Madame St.-Hilaire wanted a visitor to meet the children. The local school is smashed; hundreds of children now spend their days together sitting under plastic tarps to protect them from the sun.
David Gutnick is a Montreal-based documentary producer with CBC Radio's Sunday Edition. Over the past 20 years. he's worked for many CBC and Radio-Canada programs. In summer 2008, he reported from the Beijing Olympics. In 2007, he was in Mauritania, Togo and Ghana reporting on slavery.
There is no television, no radio, no books, no toys, no music.
Nolan sits under a tarp staring at her hands.
She is 17, in her last year of high school, with plans to go to university.
But all her books are now buried so she has nothing to read to occupy her mind.
She says she feels completely lost, that something has gone missing inside her head.
She says it is like her imagination is gone.
Nolan looks at the children lying on the mattresses around her and says she's worried for all the little ones.
"Children should not be smelling dead people," she says.
The medical emergency in Haiti is shifting. Broken bones, cuts and bruises are healing. People with canes and crutches walk the streets.
But the invisible wounds, the mental trauma may last for generations.
To make sense of what happened, to give this tragedy a meaning so that the people in neighbourhoods like La Mangeoire can deal with the trauma is going to be a daunting, complex task.
Julien and Emilio Eliziane are brothers in their mid-60s. They've spent the last few days building a lean-to out of broken bits of cracked plywood and rusty nails salvaged from the broken homes.
The nails keep bending and the hammer has a broken plastic handle.
Julian wants to make sure that his wife Eloise does not have to sleep in the open anymore. Eloise is afraid of being harmed by the bad spirits that she says live in the dark sky.
But there is not a lot of hammering going on here. Most of the residents of La Mangeoire spend their days sitting around, numb.
Teenage boys stare into space. Young women sit in a circle fiddling with broken bits of concrete, grandmothers stand over smoking wood fires stirring pots of rice and peas for hours, slicing in bits of wieners.
One grandmother served herself. Two spoonfuls of rice. A spoonful of peas. Two pieces of wiener.
Deciding to stay
Nathalie Hermantain lived in the mansion at the top of the hill overlooking La Mangeoire.
Her home did not collapse but it is full of cracks and too dangerous to live in anymore so she now sleeps on the patio.
She's has offered her electrical generator so that the people of La Mangeoire can have a bit of light in the evenings.
"Everybody from the area has taken refuge in my yard.
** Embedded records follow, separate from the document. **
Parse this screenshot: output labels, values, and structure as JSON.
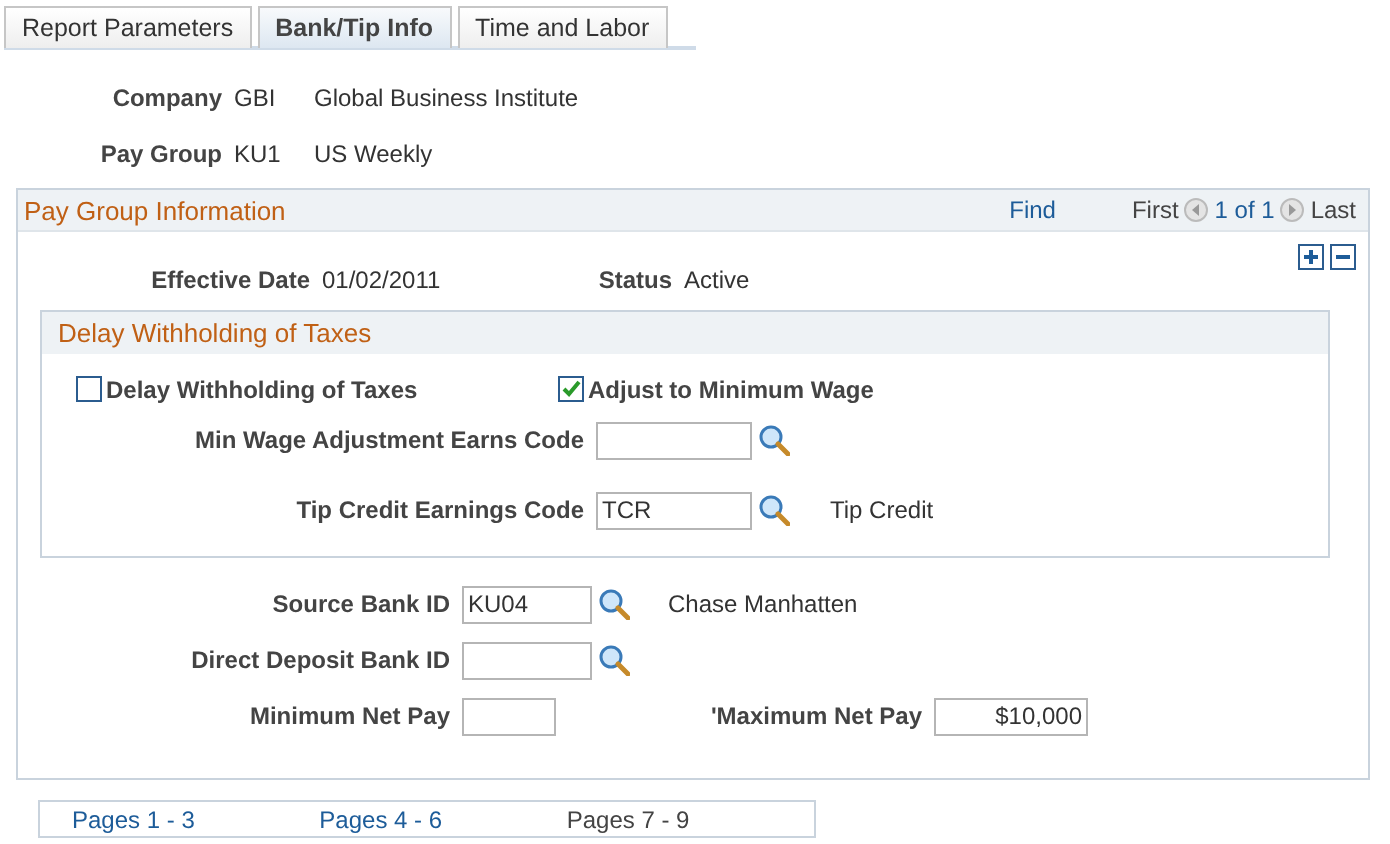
{
  "tabs": [
    {
      "label": "Report Parameters",
      "selected": false
    },
    {
      "label": "Bank/Tip Info",
      "selected": true
    },
    {
      "label": "Time and Labor",
      "selected": false
    }
  ],
  "header": [
    {
      "label": "Company",
      "code": "GBI",
      "description": "Global Business Institute"
    },
    {
      "label": "Pay Group",
      "code": "KU1",
      "description": "US Weekly"
    }
  ],
  "pay_group_info": {
    "title": "Pay Group Information",
    "find": "Find",
    "first": "First",
    "count": "1 of 1",
    "last": "Last",
    "effective_date": {
      "label": "Effective Date",
      "value": "01/02/2011"
    },
    "status": {
      "label": "Status",
      "value": "Active"
    },
    "delay_section": {
      "title": "Delay Withholding of Taxes",
      "checkboxes": [
        {
          "label": "Delay Withholding of Taxes",
          "checked": false
        },
        {
          "label": "Adjust to Minimum Wage",
          "checked": true
        }
      ],
      "fields": [
        {
          "label": "Min Wage Adjustment Earns Code"
        },
        {
          "label": "Tip Credit Earnings Code",
          "value": "TCR",
          "description": "Tip Credit"
        }
      ]
    },
    "bank_fields": [
      {
        "label": "Source Bank ID",
        "value": "KU04",
        "description": "Chase Manhatten"
      },
      {
        "label": "Direct Deposit Bank ID"
      }
    ],
    "net_pay": [
      {
        "label": "Minimum Net Pay"
      },
      {
        "label": "'Maximum Net Pay",
        "value": "$10,000"
      }
    ]
  },
  "page_links": [
    {
      "label": "Pages 1 - 3",
      "selected": false
    },
    {
      "label": "Pages 4 - 6",
      "selected": false
    },
    {
      "label": "Pages 7 - 9",
      "selected": true
    }
  ]
}
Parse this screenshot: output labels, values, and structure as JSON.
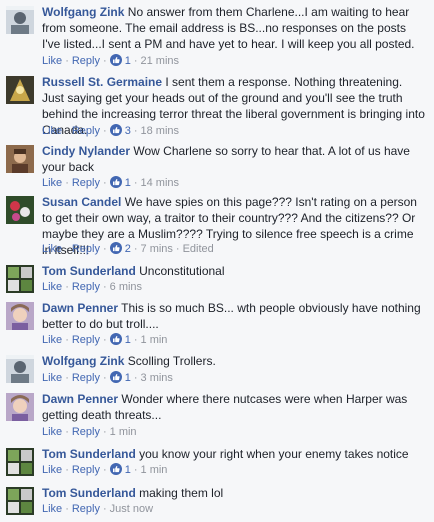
{
  "colors": {
    "name": "#365899",
    "link": "#4267b2",
    "meta": "#90949c",
    "text": "#1d2129"
  },
  "labels": {
    "like": "Like",
    "reply": "Reply",
    "separator": "·",
    "like_icon": "thumbs-up-icon"
  },
  "comments": [
    {
      "author": "Wolfgang Zink",
      "text": "No answer from them Charlene...I am waiting to hear from someone. The email address is BS...no responses on the posts I've listed...I sent a PM and have yet to hear. I will keep you all posted.",
      "likes": "1",
      "time": "21 mins",
      "edited": ""
    },
    {
      "author": "Russell St. Germaine",
      "text": "I sent them a response. Nothing threatening. Just saying get your heads out of the ground and you'll see the truth behind the increasing terror threat the liberal government is bringing into Canada.",
      "likes": "3",
      "time": "18 mins",
      "edited": ""
    },
    {
      "author": "Cindy Nylander",
      "text": "Wow Charlene so sorry to hear that. A lot of us have your back",
      "likes": "1",
      "time": "14 mins",
      "edited": ""
    },
    {
      "author": "Susan Candel",
      "text": "We have spies on this page??? Isn't rating on a person to get their own way, a traitor to their country??? And the citizens?? Or maybe they are a Muslim???? Trying to silence free speech is a crime in itself!!!",
      "likes": "2",
      "time": "7 mins",
      "edited": "Edited"
    },
    {
      "author": "Tom Sunderland",
      "text": "Unconstitutional",
      "likes": "",
      "time": "6 mins",
      "edited": ""
    },
    {
      "author": "Dawn Penner",
      "text": "This is so much BS... wth people obviously have nothing better to do but troll....",
      "likes": "1",
      "time": "1 min",
      "edited": ""
    },
    {
      "author": "Wolfgang Zink",
      "text": "Scolling Trollers.",
      "likes": "1",
      "time": "3 mins",
      "edited": ""
    },
    {
      "author": "Dawn Penner",
      "text": "Wonder where there nutcases were when Harper was getting death threats...",
      "likes": "",
      "time": "1 min",
      "edited": ""
    },
    {
      "author": "Tom Sunderland",
      "text": "you know your right when your enemy takes notice",
      "likes": "1",
      "time": "1 min",
      "edited": ""
    },
    {
      "author": "Tom Sunderland",
      "text": "making them lol",
      "likes": "",
      "time": "Just now",
      "edited": ""
    }
  ]
}
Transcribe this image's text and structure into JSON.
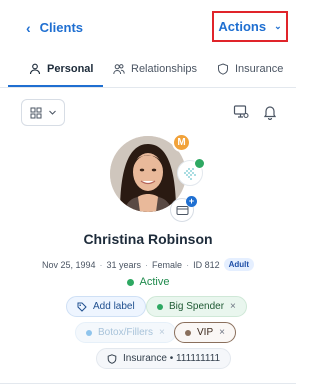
{
  "header": {
    "back_label": "Clients",
    "actions_label": "Actions"
  },
  "tabs": [
    {
      "label": "Personal",
      "icon": "person-icon",
      "active": true
    },
    {
      "label": "Relationships",
      "icon": "people-icon",
      "active": false
    },
    {
      "label": "Insurance",
      "icon": "shield-icon",
      "active": false
    }
  ],
  "toolbar": {
    "view_icon": "grid-icon",
    "caret_icon": "chevron-down-icon",
    "right_icons": [
      "monitor-settings-icon",
      "bell-icon"
    ]
  },
  "profile": {
    "badge_letter": "M",
    "name": "Christina Robinson",
    "dob": "Nov 25, 1994",
    "age": "31 years",
    "gender": "Female",
    "id": "ID 812",
    "category": "Adult",
    "status": "Active"
  },
  "labels": {
    "add_label": "Add label",
    "items": [
      {
        "text": "Big Spender",
        "color": "#2ea862"
      },
      {
        "text": "Botox/Fillers",
        "color": "#8fc4ec"
      },
      {
        "text": "VIP",
        "color": "#8a6f5c"
      }
    ],
    "insurance": "Insurance • 111111111"
  },
  "colors": {
    "accent": "#1f6fd1",
    "highlight_border": "#e0242a",
    "status_green": "#2ea862"
  }
}
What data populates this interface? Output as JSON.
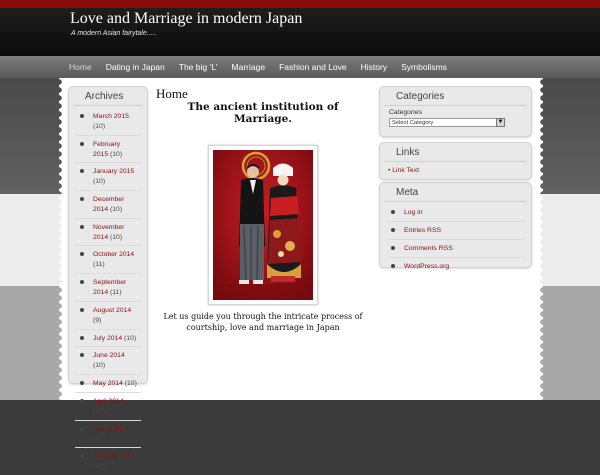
{
  "site": {
    "title": "Love and Marriage in modern Japan",
    "description": "A modern Asian fairytale....."
  },
  "nav": {
    "items": [
      {
        "label": "Home",
        "active": true
      },
      {
        "label": "Dating in Japan"
      },
      {
        "label": "The big ‘L’"
      },
      {
        "label": "Marriage"
      },
      {
        "label": "Fashion and Love"
      },
      {
        "label": "History"
      },
      {
        "label": "Symbolisms"
      }
    ]
  },
  "archives": {
    "title": "Archives",
    "items": [
      {
        "label": "March 2015",
        "count": "(10)"
      },
      {
        "label": "February 2015",
        "count": "(10)"
      },
      {
        "label": "January 2015",
        "count": "(10)"
      },
      {
        "label": "December 2014",
        "count": "(10)"
      },
      {
        "label": "November 2014",
        "count": "(10)"
      },
      {
        "label": "October 2014",
        "count": "(11)"
      },
      {
        "label": "September 2014",
        "count": "(11)"
      },
      {
        "label": "August 2014",
        "count": "(9)"
      },
      {
        "label": "July 2014",
        "count": "(10)"
      },
      {
        "label": "June 2014",
        "count": "(10)"
      },
      {
        "label": "May 2014",
        "count": "(10)"
      },
      {
        "label": "April 2014",
        "count": "(10)"
      },
      {
        "label": "March 2014",
        "count": "(10)"
      },
      {
        "label": "January 2014",
        "count": "(10)"
      }
    ]
  },
  "main": {
    "page_title": "Home",
    "post_heading": "The ancient institution of Marriage.",
    "body": "Let us guide you through the intricate process of courtship, love and marriage in Japan"
  },
  "categories": {
    "title": "Categories",
    "label": "Categories",
    "select_value": "Select Category"
  },
  "links": {
    "title": "Links",
    "item": "Link Text"
  },
  "meta": {
    "title": "Meta",
    "items": [
      "Log in",
      "Entries RSS",
      "Comments RSS",
      "WordPress.org"
    ]
  },
  "colors": {
    "accent": "#8b1010",
    "header_bg": "#111111",
    "top_strip": "#8a0c0c"
  }
}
Everybody's together," she says, "I feel a sense of responsibility you know."
Nathalie Harmantain studied at the University of Miami. She has travelled the world. But La Mangeoire remains home.
"There's something special about the people in the neighbourhood," she says. This is real, this is what it is.
I feel like something has disconnected in my brain because everyday they're saying 'you know so and so died' and you are like 'oh really, oh really' and it's like I don't think I'll ever be the same again."
As evening falls, more and more people curl up on their mattresses and get ready for sleep.
The sound of a prayer service led by a local pastor drifts over the rubble, voices lifted in song gently mix with a low hum of conversation and the occasional whap, whap, whap of low-flying military helicopters.
"Maybe help will come tomorrow," says Anicile St-Hilaire.